Published: 1:00 pm, Tue. Apr. 19th, 2016Updated: 2:02 pm
Looking back 40, 30 and 20 years ago, the following are excerpts from the Artesia Daily Press from April 17-23.
40 years ago
April 17‐23, 1976
Helen Mapes of Artesia was honored as Artesia Artist of the Year 1975-76 at Monday evening’s full membership meeting of the Artesia Arts Council. She was presented with a silver medallion designed and created by a local artist. On hand for the award presentation and the arts council annual meeting were Bernard Lopez, executive director of the N.M. Arts Commission; Sally Burkstaller, a member of the state arts commission; and Estelle Yates, outgoing president of the local arts council.
A truck laden with cotton bales to be eventually donated to presidential candidate Jimmy Carter arrived in Artesia Tuesday to add bale No. 48 to the load. The truck, which was dispatched from the Imperial Valley of California last week, expects to pick up about 80 bales on its trip through the southern states, or some $20,000 worth of cotton, to be donated to the Carter campaign.
As reported in the Pinon News: A large number of the ranchers are pumping and hauling water to different pastures on their ranches. Farrell Van Cleve’s tank water at Stevens Lake is getting low, and he wants Robert Stevenson to move his well rig there to see if he can clean his well. People in the area are anxiously awaiting and hoping the pipeline from Robert Bell’s ranch on Blue Water Canyon will soon be started.
30 years ago
April 17‐23, 1986
Lake Arthur fifth-grade student Ramon Garcia recently received by mail the postcard he attached to a helium balloon and launched as part of a school project in March. The balloon carried the postcard as far as the Good Ranch, about 15 miles northwest of Lovington. The distance traveled makes the youth the winner of the postcard contest, and he and fellow class members will receive a reward of snow cones for capturing the title.
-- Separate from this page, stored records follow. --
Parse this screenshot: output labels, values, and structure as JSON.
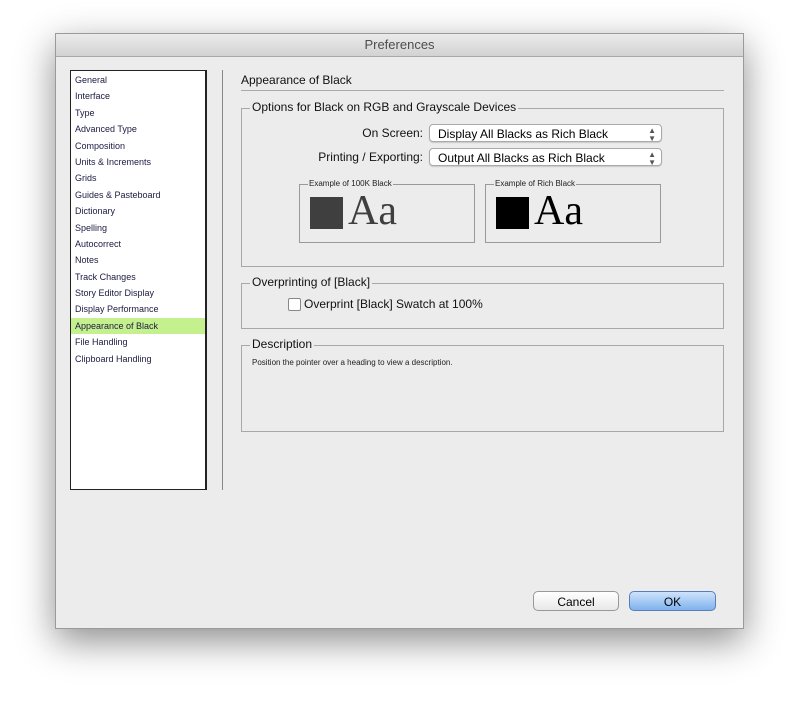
{
  "window": {
    "title": "Preferences"
  },
  "sidebar": {
    "items": [
      "General",
      "Interface",
      "Type",
      "Advanced Type",
      "Composition",
      "Units & Increments",
      "Grids",
      "Guides & Pasteboard",
      "Dictionary",
      "Spelling",
      "Autocorrect",
      "Notes",
      "Track Changes",
      "Story Editor Display",
      "Display Performance",
      "Appearance of Black",
      "File Handling",
      "Clipboard Handling"
    ],
    "selected": "Appearance of Black",
    "selected_color": "#c5f08e"
  },
  "main": {
    "title": "Appearance of Black",
    "options": {
      "title": "Options for Black on RGB and Grayscale Devices",
      "on_screen_label": "On Screen:",
      "on_screen_value": "Display All Blacks as Rich Black",
      "printing_label": "Printing / Exporting:",
      "printing_value": "Output All Blacks as Rich Black",
      "example_100k": "Example of 100K Black",
      "example_rich": "Example of Rich Black",
      "sample_text": "Aa",
      "color_100k": "#3f3f3f",
      "color_rich": "#000000"
    },
    "overprint": {
      "title": "Overprinting of [Black]",
      "checkbox_label": "Overprint [Black] Swatch at 100%",
      "checked": false
    },
    "description": {
      "title": "Description",
      "text": "Position the pointer over a heading to view a description."
    }
  },
  "buttons": {
    "cancel": "Cancel",
    "ok": "OK"
  }
}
Two Artesia girls — Michelle and Christie Stark — are among 24 New Mexico girls selected to the state’s Best Under 16 soccer team following recent tryouts against some of the state’s best kickers and blockers. The Starks, both eighth-graders at Park Junior High School, were the only Artesians selected. They are the daughters of George and Barbara Gandy.
As reported in the Pinon News: It will soon be time to vote. A number of persons are wondering if everyone is registered to vote. If not, it is time to get it done.
The Artesia Chamber of Commerce Board of Directors has approved a resolution endorsing the establishment of an 18-hole golf course and the “joining of hands” by the city and the Artesia Country Club.
Artesia’s Staci Scott is the third-best free-throw shooter in the nation in her age group. Scott canned 20 of 25 free throws in the Elks’ National Hoop Shoot Finals at Market Square Arena in Indianapolis, Ind.
20 years ago
April 17‐23, 1996
Celebrating its 35th year, the Artesia General Hospital Auxiliary installed its new officers during a luncheon held at the Artesia Country Club Wednesday. They were Marcia Nowak, president; Barbara Chandler, vice president; Rita Weatherspoon, secretary; and Maureen Mainardi, treasurer. Outgoing AGH Auxiliary president Cora Berg and AGH Auxiliary Liaison Lynn Atteberry presented the new officers at a ceremony in which awards including the 50 and 500 Hours Pins and 1,000, 2,500, 3,000 and 5,000 Hours Bars were given.
As reported in the Pinon News: Mrs. Dulce Stevenson’s daughter, Mrs. Glenna Lee Bartola, came and got her mother and took her to Roswell Monday where she got a haircut and permanent, then spent the night with the Bartolas. Tuesday, Mrs. Stevenson and Mrs. Bartola went to Artesia and had birthday dinner with Mrs. Stevenson’s sister, and a short visit, they returned to Mrs. Stevenson’s ranch east of Pinon. Mrs. Bartola spent the night with her mother before returning home to Roswell Wednesday morning.
Medical providers in Artesia are at an all-time high level, most would agree, but according to some physicians on the medical staff at Artesia General Hospital, there will come a point when the city is saturated with service.
Park Junior High School’s homemaking students are getting a close look at community spirit. After a semester of instruction in cooking skills, they were surprised to find no sewing machines available for the second semester, which was to be devoted to learning sewing skills (due to budget constraints.) Artesia merchants and businesses, informed of the need, generously opened their purses to underwrite the cost of repairing many useless sewing machines in the classroom.
(EDITOR’S NOTE: Looking Back is compiled each week by Daily Press Community Living Editor Teresa Lemon.)